|October 12, 2011|
Faizullah Kakar, PhD, Afghanistan’s Minister for Advising the President on Health Affairs, met Oct. 11 at UNC Gillings School of Global Public Health with global health leaders from the UNC schools of public health and medicine.
Kakar outlined his country’s priority health challenges, including maternal mortality, mental health, access and quality of health care, and the environment. Discussion centered upon ways UNC might support efforts to improve health in Afghanistan.
UNC public health school participants included moderator Peggy Bentley, PhD, associate dean for global health and professor of nutrition; coordinator Leah Devlin, DDS, MPH, Gillings Visiting Professor of health policy and management; Myron Cohen, MD, professor of epidemiology in the public health school, distinguished professor of medicine and microbiology and immunology in the UNC School of Medicine, and director of the Institute for Global Health and Infectious Diseases; Bruce Fried, PhD, associate professor, and John Paul, PhD, clinical associate professor, both in health policy and management; Herbert Peterson, MD, Kenan Distinguished Professor and chair of the Department of Maternal and Child Health in the public health school and professor of obstetrics and gynecology in the medical school; Layla Lavasani, maternal and child health doctoral student; and Mark Elliott, PhD, postdoctoral research associate at The Water Institute. Also present were Sam Hawes, program director for the School of Medicine’s Office of International Activities, and Joumana Haidar, MBA, business services coordinator at UNC’s Center for Infectious Diseases.

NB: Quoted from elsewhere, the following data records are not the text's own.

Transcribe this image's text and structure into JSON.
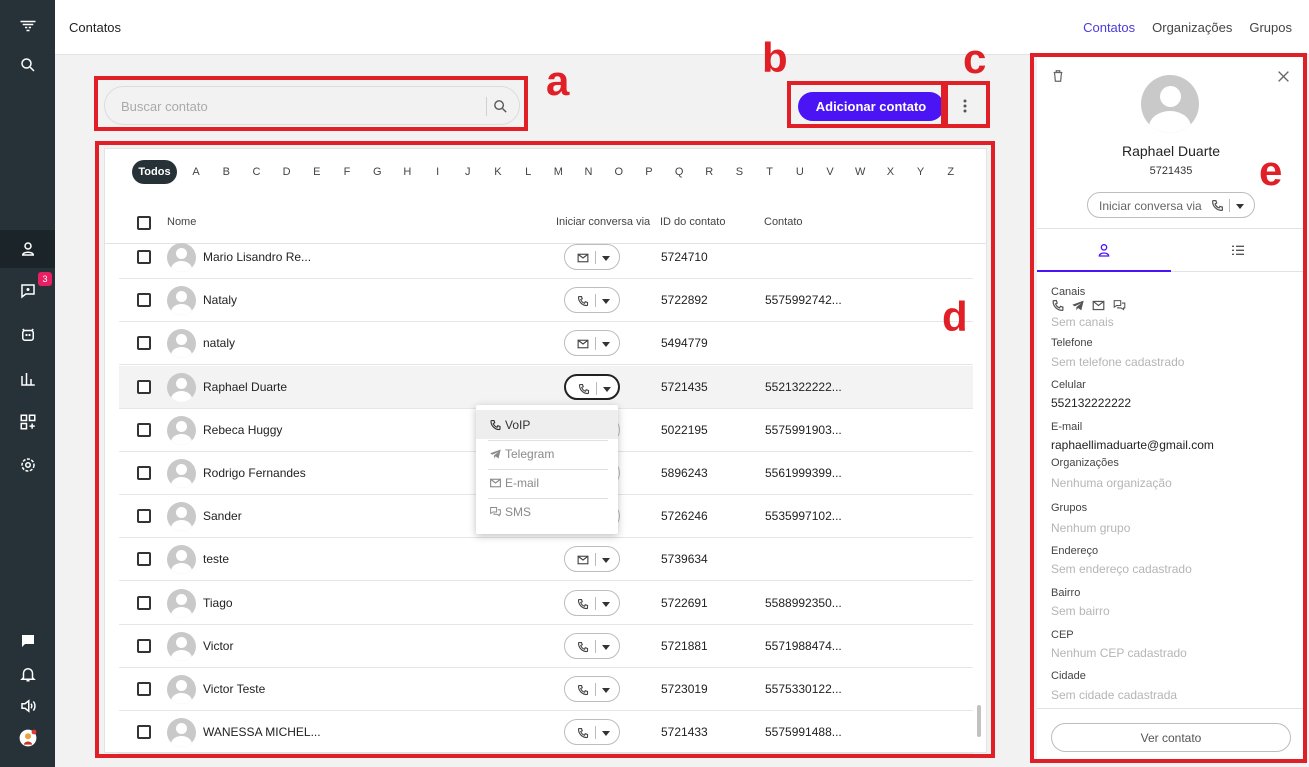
{
  "sidebar": {
    "badge": "3"
  },
  "header": {
    "title": "Contatos",
    "nav": [
      "Contatos",
      "Organizações",
      "Grupos"
    ]
  },
  "search": {
    "placeholder": "Buscar contato"
  },
  "actions": {
    "add_label": "Adicionar contato"
  },
  "annotations": {
    "a": "a",
    "b": "b",
    "c": "c",
    "d": "d",
    "e": "e"
  },
  "alphabet": {
    "all_label": "Todos",
    "letters": [
      "A",
      "B",
      "C",
      "D",
      "E",
      "F",
      "G",
      "H",
      "I",
      "J",
      "K",
      "L",
      "M",
      "N",
      "O",
      "P",
      "Q",
      "R",
      "S",
      "T",
      "U",
      "V",
      "W",
      "X",
      "Y",
      "Z"
    ]
  },
  "table": {
    "columns": {
      "name": "Nome",
      "channel": "Iniciar conversa via",
      "id": "ID do contato",
      "contact": "Contato"
    },
    "rows": [
      {
        "name": "Mario Lisandro Re...",
        "channel": "mail-icon",
        "id": "5724710",
        "contact": ""
      },
      {
        "name": "Nataly",
        "channel": "phone-icon",
        "id": "5722892",
        "contact": "5575992742..."
      },
      {
        "name": "nataly",
        "channel": "mail-icon",
        "id": "5494779",
        "contact": ""
      },
      {
        "name": "Raphael Duarte",
        "channel": "phone-icon",
        "id": "5721435",
        "contact": "5521322222..."
      },
      {
        "name": "Rebeca Huggy",
        "channel": "phone-icon",
        "id": "5022195",
        "contact": "5575991903..."
      },
      {
        "name": "Rodrigo Fernandes",
        "channel": "phone-icon",
        "id": "5896243",
        "contact": "5561999399..."
      },
      {
        "name": "Sander",
        "channel": "phone-icon",
        "id": "5726246",
        "contact": "5535997102..."
      },
      {
        "name": "teste",
        "channel": "mail-icon",
        "id": "5739634",
        "contact": ""
      },
      {
        "name": "Tiago",
        "channel": "phone-icon",
        "id": "5722691",
        "contact": "5588992350..."
      },
      {
        "name": "Victor",
        "channel": "phone-icon",
        "id": "5721881",
        "contact": "5571988474..."
      },
      {
        "name": "Victor Teste",
        "channel": "phone-icon",
        "id": "5723019",
        "contact": "5575330122..."
      },
      {
        "name": "WANESSA MICHEL...",
        "channel": "phone-icon",
        "id": "5721433",
        "contact": "5575991488..."
      }
    ]
  },
  "dropdown": {
    "items": [
      "VoIP",
      "Telegram",
      "E-mail",
      "SMS"
    ]
  },
  "detail": {
    "name": "Raphael Duarte",
    "id": "5721435",
    "start_conv": "Iniciar conversa via",
    "fields": {
      "canais_label": "Canais",
      "canais_value": "Sem canais",
      "telefone_label": "Telefone",
      "telefone_value": "Sem telefone cadastrado",
      "celular_label": "Celular",
      "celular_value": "552132222222",
      "email_label": "E-mail",
      "email_value": "raphaellimaduarte@gmail.com",
      "org_label": "Organizações",
      "org_value": "Nenhuma organização",
      "grupos_label": "Grupos",
      "grupos_value": "Nenhum grupo",
      "endereco_label": "Endereço",
      "endereco_value": "Sem endereço cadastrado",
      "bairro_label": "Bairro",
      "bairro_value": "Sem bairro",
      "cep_label": "CEP",
      "cep_value": "Nenhum CEP cadastrado",
      "cidade_label": "Cidade",
      "cidade_value": "Sem cidade cadastrada"
    },
    "view_label": "Ver contato"
  },
  "colors": {
    "accent": "#4b14f5",
    "sidebar": "#263238",
    "annotation": "#e01f26"
  }
}
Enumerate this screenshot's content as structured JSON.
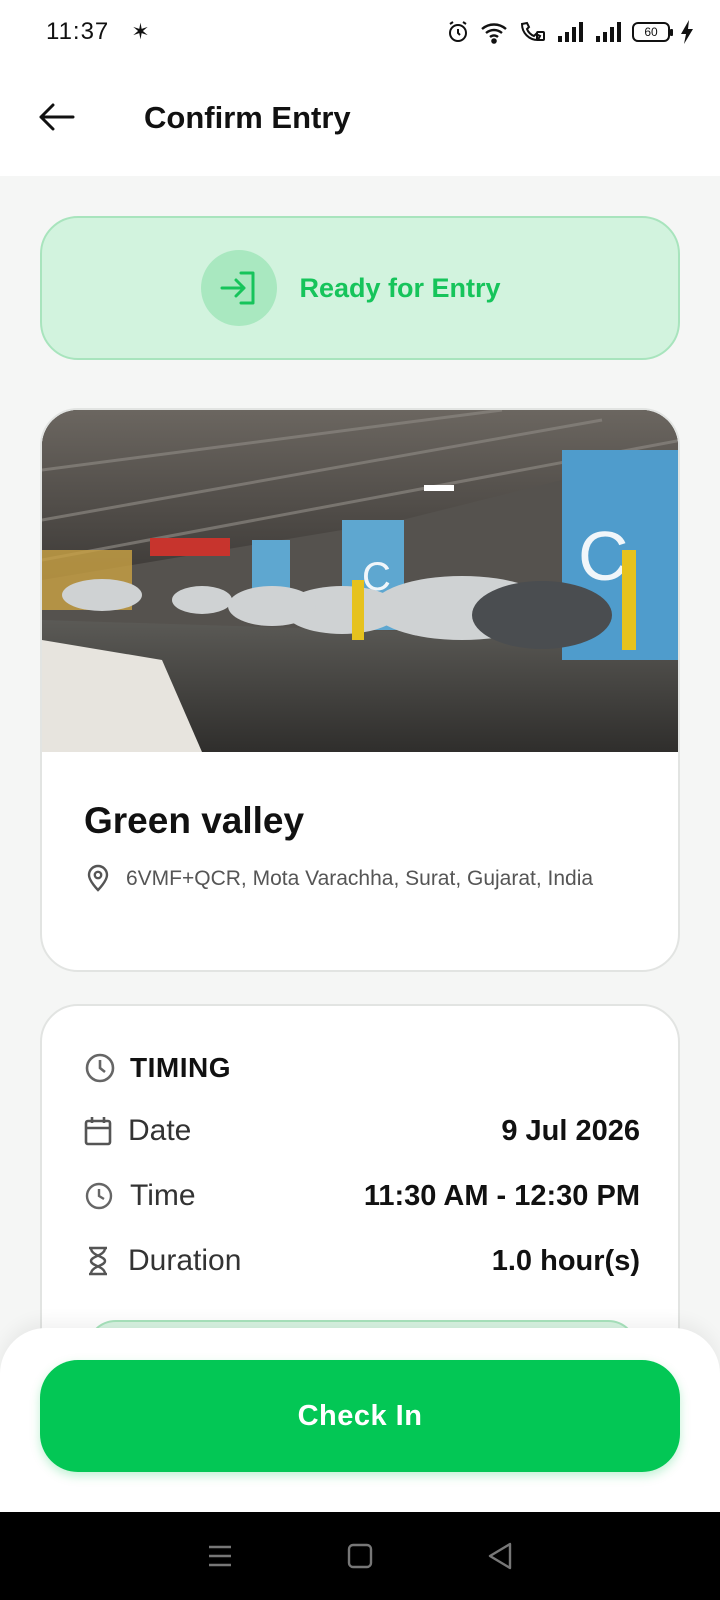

After earning a master’s degree in toxicology from Indiana University and a doctorate in epidemiology from the University of Washington at Seattle, Kakar held a variety of leadership roles in Afghanistan and Pakistan, including serving as founder and chairman of the Research and Advisory Council of Afghanistan, Chancellor of the Islamic University of Afghanistan and consultant with the World Health Organization. Prior to becoming President Karsai’s adviser, Kakar served six years as Afghanistan’s Deputy Minister of Public Health.
“The University of North Carolina at Chapel Hill is well known around the world for its strong public health program of teaching and training,” Kakar said. “I would like to see an academic relationship between the Medical Sciences University of Kabul, Afghanistan, and the UNC school of public health.”
He said that he appreciated comments made by several meeting participants about ways to improve the health of mothers and children in Afghanistan. “The suggestions were very helpful,” he said, “and I will share them with officials at the Afghanistan Ministry of Public Health for follow-up.”
“It was an honor to meet with Dr. Kakar,” Bentley said. “I hope we can work to support him and others to continue his impressive work to achieve health and well-being for the people of Afghanistan.”